Thomson, Jessica L., Landry, Alicia S., Zoellner, Jamie M., Connell, Carol, Madson, Michael B., Molaison, Elaine F., Yadrick, Kathy
Health education & behavior 2015 v.42 no.1 pp. 84-91
African Americans, adults, body mass index, diastolic blood pressure, fat body, hypertension, lifestyle, linear models, low density lipoprotein, multivariate analysis, physical activity, prediction, risk factors, Southeastern United States

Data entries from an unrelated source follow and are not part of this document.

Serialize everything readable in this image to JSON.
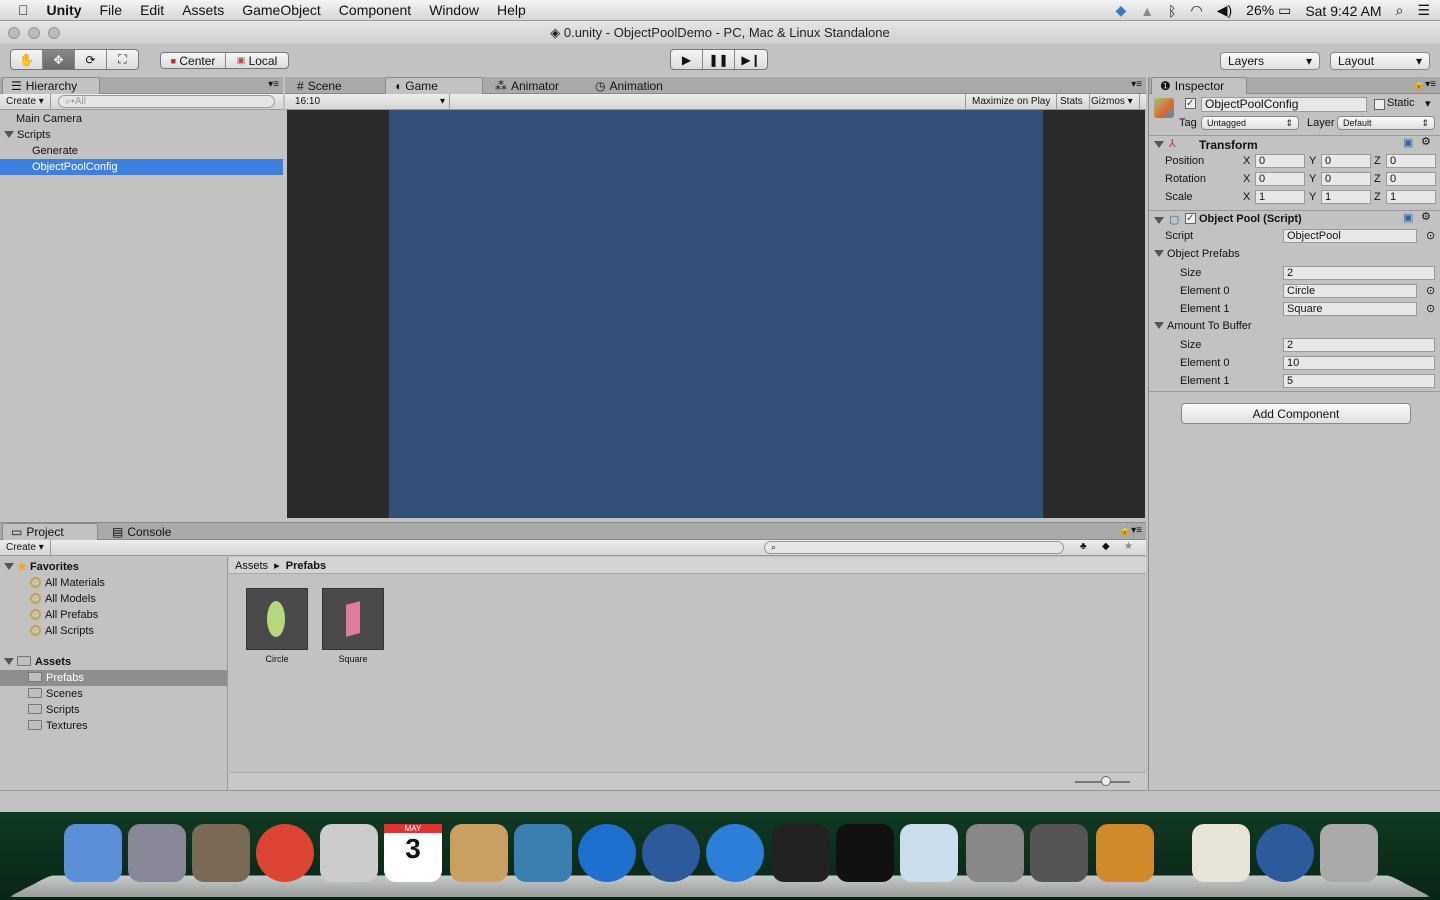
{
  "menubar": {
    "app": "Unity",
    "items": [
      "File",
      "Edit",
      "Assets",
      "GameObject",
      "Component",
      "Window",
      "Help"
    ],
    "battery": "26%",
    "clock": "Sat 9:42 AM"
  },
  "window": {
    "title": "0.unity - ObjectPoolDemo - PC, Mac & Linux Standalone"
  },
  "toolbar": {
    "pivot": "Center",
    "space": "Local",
    "layers": "Layers",
    "layout": "Layout"
  },
  "hierarchy": {
    "tab": "Hierarchy",
    "create": "Create",
    "search_placeholder": "All",
    "items": [
      {
        "label": "Main Camera",
        "depth": 0
      },
      {
        "label": "Scripts",
        "depth": 0,
        "expanded": true
      },
      {
        "label": "Generate",
        "depth": 1
      },
      {
        "label": "ObjectPoolConfig",
        "depth": 1,
        "selected": true
      }
    ]
  },
  "center": {
    "tabs": [
      "Scene",
      "Game",
      "Animator",
      "Animation"
    ],
    "active_tab": "Game",
    "aspect": "16:10",
    "maximize": "Maximize on Play",
    "stats": "Stats",
    "gizmos": "Gizmos",
    "bg_color": "#33507a"
  },
  "inspector": {
    "tab": "Inspector",
    "object_name": "ObjectPoolConfig",
    "active": true,
    "static_label": "Static",
    "tag_label": "Tag",
    "tag": "Untagged",
    "layer_label": "Layer",
    "layer": "Default",
    "transform": {
      "title": "Transform",
      "rows": [
        {
          "label": "Position",
          "x": "0",
          "y": "0",
          "z": "0"
        },
        {
          "label": "Rotation",
          "x": "0",
          "y": "0",
          "z": "0"
        },
        {
          "label": "Scale",
          "x": "1",
          "y": "1",
          "z": "1"
        }
      ]
    },
    "script": {
      "title": "Object Pool (Script)",
      "script_label": "Script",
      "script_value": "ObjectPool",
      "prefabs_label": "Object Prefabs",
      "prefabs": [
        {
          "label": "Size",
          "value": "2"
        },
        {
          "label": "Element 0",
          "value": "Circle"
        },
        {
          "label": "Element 1",
          "value": "Square"
        }
      ],
      "buffer_label": "Amount To Buffer",
      "buffer": [
        {
          "label": "Size",
          "value": "2"
        },
        {
          "label": "Element 0",
          "value": "10"
        },
        {
          "label": "Element 1",
          "value": "5"
        }
      ]
    },
    "add_component": "Add Component"
  },
  "project": {
    "tabs": [
      "Project",
      "Console"
    ],
    "create": "Create",
    "favorites_label": "Favorites",
    "favorites": [
      "All Materials",
      "All Models",
      "All Prefabs",
      "All Scripts"
    ],
    "assets_label": "Assets",
    "folders": [
      "Prefabs",
      "Scenes",
      "Scripts",
      "Textures"
    ],
    "selected_folder": "Prefabs",
    "breadcrumb": [
      "Assets",
      "Prefabs"
    ],
    "assets": [
      {
        "name": "Circle",
        "color": "#b5d97a"
      },
      {
        "name": "Square",
        "color": "#e07aa0"
      }
    ]
  },
  "dock": [
    "Finder",
    "Launchpad",
    "Image Capture",
    "Google Chrome",
    "Mail",
    "Calendar",
    "Contacts",
    "iPhoto",
    "iTunes",
    "1Password",
    "App Store",
    "Unity",
    "Terminal",
    "Preview",
    "System Preferences",
    "Sublime Text",
    "Pixelmator",
    "Home",
    "1Password",
    "Trash"
  ],
  "calendar": {
    "month": "MAY",
    "day": "3"
  }
}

The objective of this secondary analysis was to evaluate the utility of several participant adherence indicators for predicting changes in clinical, anthropometric, dietary, fitness, and physical activity (PA) outcomes in a lifestyle intervention, HUB City Steps, conducted in a southern, African American cohort in 2010. HUB City Steps was a 6-month, community-engaged, multi-component, non-controlled, intervention targeting hypertension risk factors. Descriptive indicators were constructed using 2 participant adherence measures, education session attendance (ESA) and weekly steps/day pedometer diary submission (PDS), separately and in combination. Analyses, based on data from 269 primarily African American adult participants, included bivariate tests of association and multivariable linear regression to determine significant relationships between 7 adherence indicators and health outcome changes, including clinical, anthropometric, dietary, fitness, and PA measures. ESA indicators were significantly correlated with 4 health outcomes, body mass index (BMI), fat mass, low density lipoprotein (LDL), and PA (-.29≤ r ≤ .23; P<.05). PDS indicators were significantly correlated with PA (r=.27; P<.001). Combination ESA/PDS indicators were significantly correlated with 5 health outcomes, BMI, % body fat (%BF), fat mass, LDL, and PA (r=-.26 to .29; P<.05). Results from the multivariate models indicated that the combination ESA/PDS indicators were the most significant predictors of changes for 5 outcomes, %BF, fat mass, LDL diastolic blood pressure (DBP), and PA, while ESA performed best for BMI only. For DBP, a 1 unit increase in the continuous-categorical ESA/PDS indicator resulted in .3 mm Hg decrease. Implications for assessing participant adherence in community-based, multi-component lifestyle intervention research are discussed.